**Problem statement**
Every record is to be printed exactly as written, and any picture in it is skipped.

- - -

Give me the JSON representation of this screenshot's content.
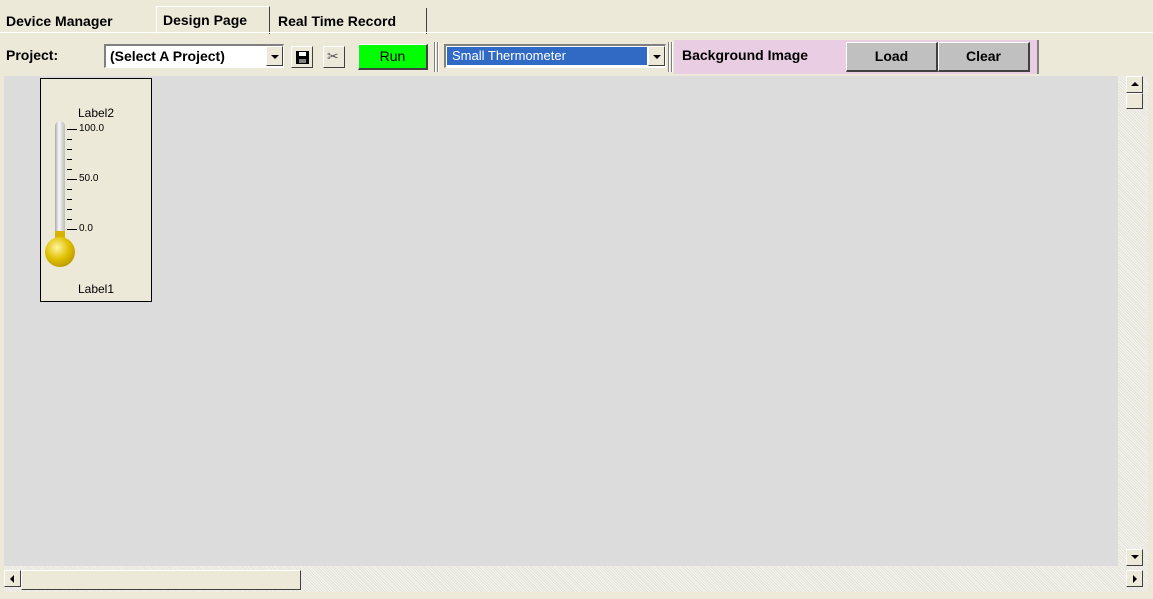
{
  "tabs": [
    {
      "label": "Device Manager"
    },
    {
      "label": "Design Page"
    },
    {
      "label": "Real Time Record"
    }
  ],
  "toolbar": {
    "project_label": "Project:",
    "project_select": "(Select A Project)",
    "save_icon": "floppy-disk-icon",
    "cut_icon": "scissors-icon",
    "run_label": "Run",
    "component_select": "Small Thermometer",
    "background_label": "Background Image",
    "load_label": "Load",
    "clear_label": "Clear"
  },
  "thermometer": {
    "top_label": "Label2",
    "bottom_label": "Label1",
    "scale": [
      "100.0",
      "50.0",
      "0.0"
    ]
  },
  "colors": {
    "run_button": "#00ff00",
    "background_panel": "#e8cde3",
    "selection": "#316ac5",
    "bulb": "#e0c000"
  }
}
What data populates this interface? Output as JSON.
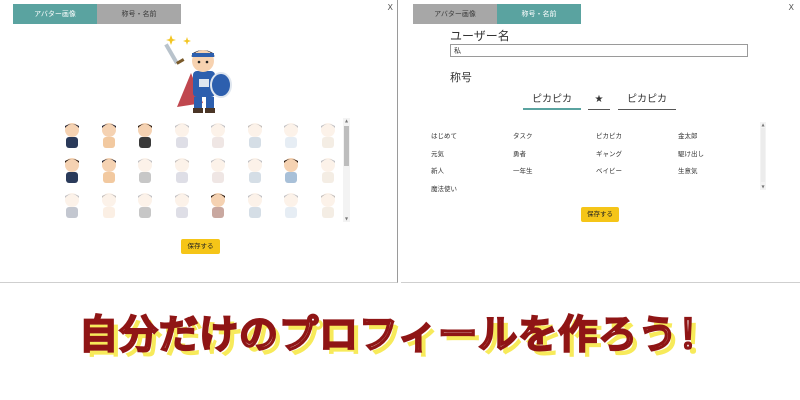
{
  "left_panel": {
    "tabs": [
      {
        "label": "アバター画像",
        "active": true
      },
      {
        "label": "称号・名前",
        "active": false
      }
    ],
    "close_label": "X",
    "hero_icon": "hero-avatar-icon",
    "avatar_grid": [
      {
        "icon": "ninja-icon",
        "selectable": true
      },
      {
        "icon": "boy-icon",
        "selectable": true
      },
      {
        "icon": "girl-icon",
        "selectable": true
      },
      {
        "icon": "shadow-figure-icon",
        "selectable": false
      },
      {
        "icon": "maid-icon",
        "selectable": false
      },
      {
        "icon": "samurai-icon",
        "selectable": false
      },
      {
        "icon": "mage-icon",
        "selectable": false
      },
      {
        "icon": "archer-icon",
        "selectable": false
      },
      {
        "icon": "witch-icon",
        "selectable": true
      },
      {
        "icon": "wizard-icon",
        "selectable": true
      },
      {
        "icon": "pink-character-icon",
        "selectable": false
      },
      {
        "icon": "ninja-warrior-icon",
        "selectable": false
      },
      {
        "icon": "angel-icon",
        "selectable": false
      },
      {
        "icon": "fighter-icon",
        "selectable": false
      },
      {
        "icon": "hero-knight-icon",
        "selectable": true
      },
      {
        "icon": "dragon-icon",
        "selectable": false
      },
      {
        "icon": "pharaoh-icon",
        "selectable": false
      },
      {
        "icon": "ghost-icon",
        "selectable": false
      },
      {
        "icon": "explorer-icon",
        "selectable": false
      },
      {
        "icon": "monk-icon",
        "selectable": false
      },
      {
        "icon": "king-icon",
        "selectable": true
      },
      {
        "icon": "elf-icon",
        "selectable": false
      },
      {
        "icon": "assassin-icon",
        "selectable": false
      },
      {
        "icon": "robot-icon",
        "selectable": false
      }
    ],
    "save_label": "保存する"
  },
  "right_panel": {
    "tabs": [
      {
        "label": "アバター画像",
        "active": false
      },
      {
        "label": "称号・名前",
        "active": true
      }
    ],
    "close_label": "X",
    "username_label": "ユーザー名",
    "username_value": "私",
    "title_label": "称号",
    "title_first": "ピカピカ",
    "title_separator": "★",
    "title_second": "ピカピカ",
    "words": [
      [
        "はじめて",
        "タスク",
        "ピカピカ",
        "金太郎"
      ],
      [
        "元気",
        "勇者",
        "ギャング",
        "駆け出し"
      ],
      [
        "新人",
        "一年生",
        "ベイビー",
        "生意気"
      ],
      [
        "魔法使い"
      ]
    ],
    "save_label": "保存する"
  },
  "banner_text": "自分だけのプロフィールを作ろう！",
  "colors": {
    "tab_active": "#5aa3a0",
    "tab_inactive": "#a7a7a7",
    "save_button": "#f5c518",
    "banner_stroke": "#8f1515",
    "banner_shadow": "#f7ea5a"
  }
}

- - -

**Your response**
Give me the JSON representation of this screenshot's content.
{
  "tabs": [
    {
      "label": "Device Manager"
    },
    {
      "label": "Design Page"
    },
    {
      "label": "Real Time Record"
    }
  ],
  "toolbar": {
    "project_label": "Project:",
    "project_select": "(Select A Project)",
    "save_icon": "floppy-disk-icon",
    "cut_icon": "scissors-icon",
    "run_label": "Run",
    "component_select": "Small Thermometer",
    "background_label": "Background Image",
    "load_label": "Load",
    "clear_label": "Clear"
  },
  "thermometer": {
    "top_label": "Label2",
    "bottom_label": "Label1",
    "scale": [
      "100.0",
      "50.0",
      "0.0"
    ]
  },
  "colors": {
    "run_button": "#00ff00",
    "background_panel": "#e8cde3",
    "selection": "#316ac5",
    "bulb": "#e0c000"
  }
}
What data populates this interface? Output as JSON.
{
  "left_panel": {
    "tabs": [
      {
        "label": "アバター画像",
        "active": true
      },
      {
        "label": "称号・名前",
        "active": false
      }
    ],
    "close_label": "X",
    "hero_icon": "hero-avatar-icon",
    "avatar_grid": [
      {
        "icon": "ninja-icon",
        "selectable": true
      },
      {
        "icon": "boy-icon",
        "selectable": true
      },
      {
        "icon": "girl-icon",
        "selectable": true
      },
      {
        "icon": "shadow-figure-icon",
        "selectable": false
      },
      {
        "icon": "maid-icon",
        "selectable": false
      },
      {
        "icon": "samurai-icon",
        "selectable": false
      },
      {
        "icon": "mage-icon",
        "selectable": false
      },
      {
        "icon": "archer-icon",
        "selectable": false
      },
      {
        "icon": "witch-icon",
        "selectable": true
      },
      {
        "icon": "wizard-icon",
        "selectable": true
      },
      {
        "icon": "pink-character-icon",
        "selectable": false
      },
      {
        "icon": "ninja-warrior-icon",
        "selectable": false
      },
      {
        "icon": "angel-icon",
        "selectable": false
      },
      {
        "icon": "fighter-icon",
        "selectable": false
      },
      {
        "icon": "hero-knight-icon",
        "selectable": true
      },
      {
        "icon": "dragon-icon",
        "selectable": false
      },
      {
        "icon": "pharaoh-icon",
        "selectable": false
      },
      {
        "icon": "ghost-icon",
        "selectable": false
      },
      {
        "icon": "explorer-icon",
        "selectable": false
      },
      {
        "icon": "monk-icon",
        "selectable": false
      },
      {
        "icon": "king-icon",
        "selectable": true
      },
      {
        "icon": "elf-icon",
        "selectable": false
      },
      {
        "icon": "assassin-icon",
        "selectable": false
      },
      {
        "icon": "robot-icon",
        "selectable": false
      }
    ],
    "save_label": "保存する"
  },
  "right_panel": {
    "tabs": [
      {
        "label": "アバター画像",
        "active": false
      },
      {
        "label": "称号・名前",
        "active": true
      }
    ],
    "close_label": "X",
    "username_label": "ユーザー名",
    "username_value": "私",
    "title_label": "称号",
    "title_first": "ピカピカ",
    "title_separator": "★",
    "title_second": "ピカピカ",
    "words": [
      [
        "はじめて",
        "タスク",
        "ピカピカ",
        "金太郎"
      ],
      [
        "元気",
        "勇者",
        "ギャング",
        "駆け出し"
      ],
      [
        "新人",
        "一年生",
        "ベイビー",
        "生意気"
      ],
      [
        "魔法使い"
      ]
    ],
    "save_label": "保存する"
  },
  "banner_text": "自分だけのプロフィールを作ろう！",
  "colors": {
    "tab_active": "#5aa3a0",
    "tab_inactive": "#a7a7a7",
    "save_button": "#f5c518",
    "banner_stroke": "#8f1515",
    "banner_shadow": "#f7ea5a"
  }
}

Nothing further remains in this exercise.